An oral history project by General Public, celebrating one of Birmingham’s greatest hidden assets.
Working closely with Birmingham and District Allotment Confederation, allotment associations, plot-holders city-wide and a committed volunteer team, the project presents an alternative social history of Birmingham via its allotment culture.
Birmingham has 113 allotment sites spread across 631 acres and nearly 7,000 plots more than any other local authority in the UK. At one point in the late 1960s, Birmingham was known as the ‘allotment capital’ of the UK.
The project aims to encourage people to learn about the history of allotments and articulate why – in the context of environmental catastrophe – they are more important to the city than ever before.
The project included:
It is impossible to capture the complete history of allotments in the city: they have a complex, multi-faceted past and early record-keeping was frequently haphazard.

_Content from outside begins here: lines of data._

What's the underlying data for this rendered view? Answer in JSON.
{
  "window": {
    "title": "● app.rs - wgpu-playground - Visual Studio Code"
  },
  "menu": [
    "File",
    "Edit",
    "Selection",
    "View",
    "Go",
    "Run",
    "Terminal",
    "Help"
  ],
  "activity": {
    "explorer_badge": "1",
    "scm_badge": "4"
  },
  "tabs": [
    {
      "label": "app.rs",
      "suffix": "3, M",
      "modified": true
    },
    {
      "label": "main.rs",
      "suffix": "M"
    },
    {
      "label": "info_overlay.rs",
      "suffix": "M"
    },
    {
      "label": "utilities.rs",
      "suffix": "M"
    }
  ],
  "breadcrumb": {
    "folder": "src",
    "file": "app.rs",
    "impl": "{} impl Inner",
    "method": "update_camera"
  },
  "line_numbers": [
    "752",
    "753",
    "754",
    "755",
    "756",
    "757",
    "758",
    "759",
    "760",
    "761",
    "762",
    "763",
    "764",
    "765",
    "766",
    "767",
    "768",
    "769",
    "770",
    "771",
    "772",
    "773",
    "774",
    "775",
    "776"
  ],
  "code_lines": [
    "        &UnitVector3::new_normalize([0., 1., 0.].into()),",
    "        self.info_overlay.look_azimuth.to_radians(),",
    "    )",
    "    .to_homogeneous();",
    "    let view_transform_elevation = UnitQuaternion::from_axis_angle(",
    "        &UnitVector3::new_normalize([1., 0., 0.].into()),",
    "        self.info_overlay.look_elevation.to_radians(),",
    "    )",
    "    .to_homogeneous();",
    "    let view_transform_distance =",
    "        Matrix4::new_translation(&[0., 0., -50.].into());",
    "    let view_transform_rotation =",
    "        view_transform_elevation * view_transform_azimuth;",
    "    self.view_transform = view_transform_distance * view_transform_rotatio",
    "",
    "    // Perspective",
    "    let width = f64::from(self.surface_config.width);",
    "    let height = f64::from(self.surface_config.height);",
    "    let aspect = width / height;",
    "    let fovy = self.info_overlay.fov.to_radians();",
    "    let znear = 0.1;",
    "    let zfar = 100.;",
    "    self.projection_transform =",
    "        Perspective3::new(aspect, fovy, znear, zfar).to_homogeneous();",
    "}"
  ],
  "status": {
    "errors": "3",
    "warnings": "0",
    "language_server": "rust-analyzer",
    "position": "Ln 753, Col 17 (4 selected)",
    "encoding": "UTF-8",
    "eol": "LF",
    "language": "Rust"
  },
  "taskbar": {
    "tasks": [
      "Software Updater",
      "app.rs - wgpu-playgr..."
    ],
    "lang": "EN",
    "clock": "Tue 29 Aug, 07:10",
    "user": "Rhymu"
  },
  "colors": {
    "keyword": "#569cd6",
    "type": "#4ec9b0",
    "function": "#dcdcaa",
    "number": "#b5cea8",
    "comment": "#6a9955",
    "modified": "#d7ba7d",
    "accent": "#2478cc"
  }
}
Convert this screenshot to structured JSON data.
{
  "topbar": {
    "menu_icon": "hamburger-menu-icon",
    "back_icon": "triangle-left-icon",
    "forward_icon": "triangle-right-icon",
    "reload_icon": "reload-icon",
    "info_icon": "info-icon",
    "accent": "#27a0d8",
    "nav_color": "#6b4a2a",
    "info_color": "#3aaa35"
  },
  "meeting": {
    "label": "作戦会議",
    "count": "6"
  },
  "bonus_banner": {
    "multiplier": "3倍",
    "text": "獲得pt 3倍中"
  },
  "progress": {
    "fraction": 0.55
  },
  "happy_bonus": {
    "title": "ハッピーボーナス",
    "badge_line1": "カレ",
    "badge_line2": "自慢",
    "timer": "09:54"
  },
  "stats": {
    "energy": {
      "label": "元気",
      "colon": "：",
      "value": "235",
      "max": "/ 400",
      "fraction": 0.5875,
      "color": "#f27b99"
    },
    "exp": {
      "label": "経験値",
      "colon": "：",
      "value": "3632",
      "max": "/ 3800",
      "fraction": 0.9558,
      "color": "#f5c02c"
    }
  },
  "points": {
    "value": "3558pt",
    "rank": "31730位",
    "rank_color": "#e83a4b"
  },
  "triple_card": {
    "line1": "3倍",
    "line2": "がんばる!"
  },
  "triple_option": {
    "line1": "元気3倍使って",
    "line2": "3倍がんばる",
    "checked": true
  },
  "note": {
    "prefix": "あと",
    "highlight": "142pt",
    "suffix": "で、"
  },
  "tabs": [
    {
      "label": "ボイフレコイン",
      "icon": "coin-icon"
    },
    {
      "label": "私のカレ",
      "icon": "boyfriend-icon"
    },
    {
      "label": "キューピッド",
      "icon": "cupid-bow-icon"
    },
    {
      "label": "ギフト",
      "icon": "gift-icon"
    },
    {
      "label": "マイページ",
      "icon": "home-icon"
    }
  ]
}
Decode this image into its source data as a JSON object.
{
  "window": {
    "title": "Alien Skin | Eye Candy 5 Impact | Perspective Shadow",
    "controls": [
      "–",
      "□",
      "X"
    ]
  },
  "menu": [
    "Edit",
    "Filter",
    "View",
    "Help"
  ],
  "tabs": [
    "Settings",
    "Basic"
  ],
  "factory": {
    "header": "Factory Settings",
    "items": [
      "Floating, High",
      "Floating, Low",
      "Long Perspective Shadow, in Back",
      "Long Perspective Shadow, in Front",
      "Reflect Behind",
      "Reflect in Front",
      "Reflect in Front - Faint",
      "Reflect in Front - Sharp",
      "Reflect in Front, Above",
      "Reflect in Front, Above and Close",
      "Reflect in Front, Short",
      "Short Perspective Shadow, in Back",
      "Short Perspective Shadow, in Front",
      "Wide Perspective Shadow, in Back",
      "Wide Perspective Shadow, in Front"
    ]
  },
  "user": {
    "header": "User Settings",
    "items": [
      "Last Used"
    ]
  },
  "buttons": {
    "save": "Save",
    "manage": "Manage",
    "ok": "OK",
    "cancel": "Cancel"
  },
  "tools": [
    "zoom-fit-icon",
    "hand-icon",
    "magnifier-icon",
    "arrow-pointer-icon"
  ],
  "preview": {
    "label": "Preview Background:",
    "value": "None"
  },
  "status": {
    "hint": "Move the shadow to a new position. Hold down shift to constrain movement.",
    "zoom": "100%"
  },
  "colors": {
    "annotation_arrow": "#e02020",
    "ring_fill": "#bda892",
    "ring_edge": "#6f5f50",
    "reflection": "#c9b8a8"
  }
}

As one site secretary memorably said to us:
“It’s like we are guessing at what the lives were like of civilizations from thousands of years ago who never wrote anything down. My predecessor as secretary, who I took over from, burnt all his documents because he got in a mess and didn’t want to get into trouble with the council. He didn’t do anything wrong, but the systems for managing allotments are so arcane.”
We can, however, offer a snapshot of allotment culture and its experiential, lived history via 40 unique stories.
Allotments are very personal spaces, shaped by ordinary people living busy, complicated lives. Every plot holder has their own relationship with their plot; a different view on the land; individual opinions on flowers, plants and food; unique motivations for growing; distinct stories that led them to working their allotment.
From improved mental health to physical exercise, from peace and quiet to chatter and friendships, from growing food for yourself to sharing it with others, this project explores why allotments are important, even necessary, to each plot-holder, and to the community at large.
Tucked away behind fences and estates, hidden away from public view, the allotments are one of the city’s hidden treasures. These 113 largely secret gardens offer a lush, bio-diverse habitat, cultivating life forms that may otherwise be threatened. And along with the city’s parks and nature reserves, Birmingham’s allotments quite literally help her population to breathe.
Offering simple yet vital human pleasures – the joy of growing something from seed and watching it flourish; the mutual support of working together for the common good; the camaraderie of sharing land, tips, tools, food, conversation, laughter, experiences – the allotments provide us with models of practice for how we might live better, in the future.
firstname.lastname@example.org / 07513 226203
*The project tagline ‘Wotta Lotta Culture’ is taken from a Birmingham Evening Mail article (Monday 26 August 1996) about Uplands allotments in Handsworth: “The Brum allotment where world-wide friendship grows and grows. WOTTA LOTTA CULTURE (...that's multi-culture and horticulture!)”.